Do not take more than 1000 mcg (1 mg) of folic acid from fortified foods and supplements each day unless your health care provider has told you to. Too much folic acid can cause health problems.

For more nutrition information, call 8-1-1 to speak with a registered dietitian.

Food Sources of Folate

Food Serving Size Amount of Folate
(mcg DFE)
Beans, Peas, Lentils, Nuts, Seeds
Black beans, dried, cooked* 175 mL (3/4 cup) 190
Chickpeas (garbanzo beans), dried, cooked* 175 mL (3/4 cup) 209
Chickpeas (garbanzo beans), canned, drained* 175 mL (3/4 cup) 59
Hazelnuts or cashews 60 mL (1/4 cup) 25
Kidney beans, dried, cooked* 175 mL (3/4 cup) 170
Kidney beans, canned, drained* 175 mL (3/4 cup) 33
Lentils, dried, cooked 175 mL (3/4 cup) 265
Peanut butter, natural 30 mL (2 Tbsp) 46
Peanuts, roasted 60 mL (1/4 cup) 36
Pinto beans, dried, cooked* 175 mL (3/4 cup) 218
Pinto beans, canned, drained* 175 mL (3/4 cup) 30
Soybeans, green (edamame), cooked and shelled 125 mL (1/2 cup) 106
Split peas, dried, cooked* 175 mL (3/4 cup) 94
Sunflower seeds, dried, shelled 60 mL (1/4 cup) 81
White beans, dried, cooked* 175 mL (3/4 cup) 181
Vegetables and Fruits
Asparagus, cooked 6 spears 134
Avocado 1/2 fruit 81
Beets, cooked 125 mL (1/2 cup) 72
Bok Choy, cooked 125 mL (1/2 cup) 37
Broccoli, cooked 125 mL (1/2 cup) 89
Broccoli, raw or cauliflower, raw or cooked 125 mL (1/2 cup) 30
Brussels sprouts, cooked 4 sprouts 50
Gai-lan (Chinese broccoli) or parsnips, cooked 125 mL (1/2 cup) 47
Green peas, frozen, cooked 125 mL (1/2 cup) 50
Kale, raw 250 mL (1 cup) 100
Orange 1 medium 39
Papaya 1/2 fruit 56
Romaine lettuce, raw 250 mL (1 cup) 80
Spinach, cooked 125 mL (1/2 cup) 139
Spinach, raw 250 mL (1 cup) 61
Enriched Grain Products***
Cold breakfast cereals 30 g 33-59
Pasta, enriched, cooked 125 mL (1/2 cup) 100
White bread 35 g (1 slice) 64
Eggs, cooked 2 large 54
Liver, beef, cooked** 75 g (2 1/2 oz) 195
Liver, chicken, cooked** 75 g (2 1/2 oz) 420
Liver, pork, cooked** 75 g (2 1/2 oz) 122
Wheat germ, toasted 30 mL (2 Tbsp) 50

g = gram, mcg = micrograms, mL = millilitre, oz = ounce, Tbsp = tablespoon

*Canned beans usually have less folate than dried beans due to processing effects such as leaching.

**Liver and liver products (e.g. liverwurst spread and liver sausages) are very high in vitamin A. Too much vitamin A may cause birth defects, especially during the first trimester.

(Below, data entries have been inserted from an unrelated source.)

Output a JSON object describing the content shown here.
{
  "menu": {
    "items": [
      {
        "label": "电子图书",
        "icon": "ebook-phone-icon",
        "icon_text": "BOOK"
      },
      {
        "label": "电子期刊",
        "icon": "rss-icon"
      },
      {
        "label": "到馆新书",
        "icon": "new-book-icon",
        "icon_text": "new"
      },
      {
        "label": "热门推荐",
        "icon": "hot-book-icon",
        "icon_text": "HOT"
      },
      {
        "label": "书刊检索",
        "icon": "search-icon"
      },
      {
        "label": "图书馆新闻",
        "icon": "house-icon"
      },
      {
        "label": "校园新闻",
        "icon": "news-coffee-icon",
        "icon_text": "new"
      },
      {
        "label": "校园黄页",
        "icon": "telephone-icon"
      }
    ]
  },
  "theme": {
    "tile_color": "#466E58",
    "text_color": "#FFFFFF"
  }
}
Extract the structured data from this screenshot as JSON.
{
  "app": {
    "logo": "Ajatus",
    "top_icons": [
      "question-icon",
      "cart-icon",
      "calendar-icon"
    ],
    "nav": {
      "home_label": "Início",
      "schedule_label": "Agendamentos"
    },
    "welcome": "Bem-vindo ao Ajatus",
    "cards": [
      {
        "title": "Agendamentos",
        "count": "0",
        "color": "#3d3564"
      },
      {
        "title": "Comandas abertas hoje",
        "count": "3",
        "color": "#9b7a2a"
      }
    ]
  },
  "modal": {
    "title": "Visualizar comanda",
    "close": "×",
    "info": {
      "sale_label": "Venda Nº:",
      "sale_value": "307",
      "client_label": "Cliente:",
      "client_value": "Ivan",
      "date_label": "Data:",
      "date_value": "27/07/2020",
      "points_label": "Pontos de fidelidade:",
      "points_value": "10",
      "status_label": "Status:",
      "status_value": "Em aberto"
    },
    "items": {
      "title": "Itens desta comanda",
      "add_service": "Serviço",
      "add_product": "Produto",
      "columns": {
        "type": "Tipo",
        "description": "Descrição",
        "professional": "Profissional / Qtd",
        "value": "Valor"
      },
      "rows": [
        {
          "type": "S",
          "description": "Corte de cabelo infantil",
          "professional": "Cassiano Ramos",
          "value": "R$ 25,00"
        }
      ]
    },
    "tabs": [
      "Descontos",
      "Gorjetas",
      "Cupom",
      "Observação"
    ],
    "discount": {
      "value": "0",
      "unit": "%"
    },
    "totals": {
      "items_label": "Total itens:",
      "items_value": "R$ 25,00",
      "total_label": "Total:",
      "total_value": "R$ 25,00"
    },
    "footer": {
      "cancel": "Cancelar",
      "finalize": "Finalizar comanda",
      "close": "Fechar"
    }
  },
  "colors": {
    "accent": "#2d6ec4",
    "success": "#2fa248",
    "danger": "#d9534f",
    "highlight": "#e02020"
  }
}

The safest choice is to limit these foods during pregnancy. If you choose to eat liver or liver products, have no more than 75g (2 ½ ounces) per week.

***The amount of folic acid in enriched foods varies. Check the nutrition label for more information. By 2022, labels of enriched foods will list the amount of folate in micrograms (mcg) DFE. Until then, some labels will only list folate as a percent daily value (%DV). In this case, the standard used is 220mcg. For example, if a serving of cereal has 17% DV, it has 37mcg of folic acid (0.17 x 220mcg = 37mcg).

Note: The values in the above table come from the Canadian Nutrient File (CNF). If more than one entry for that food item was available in the CNF, an average of the entries was taken.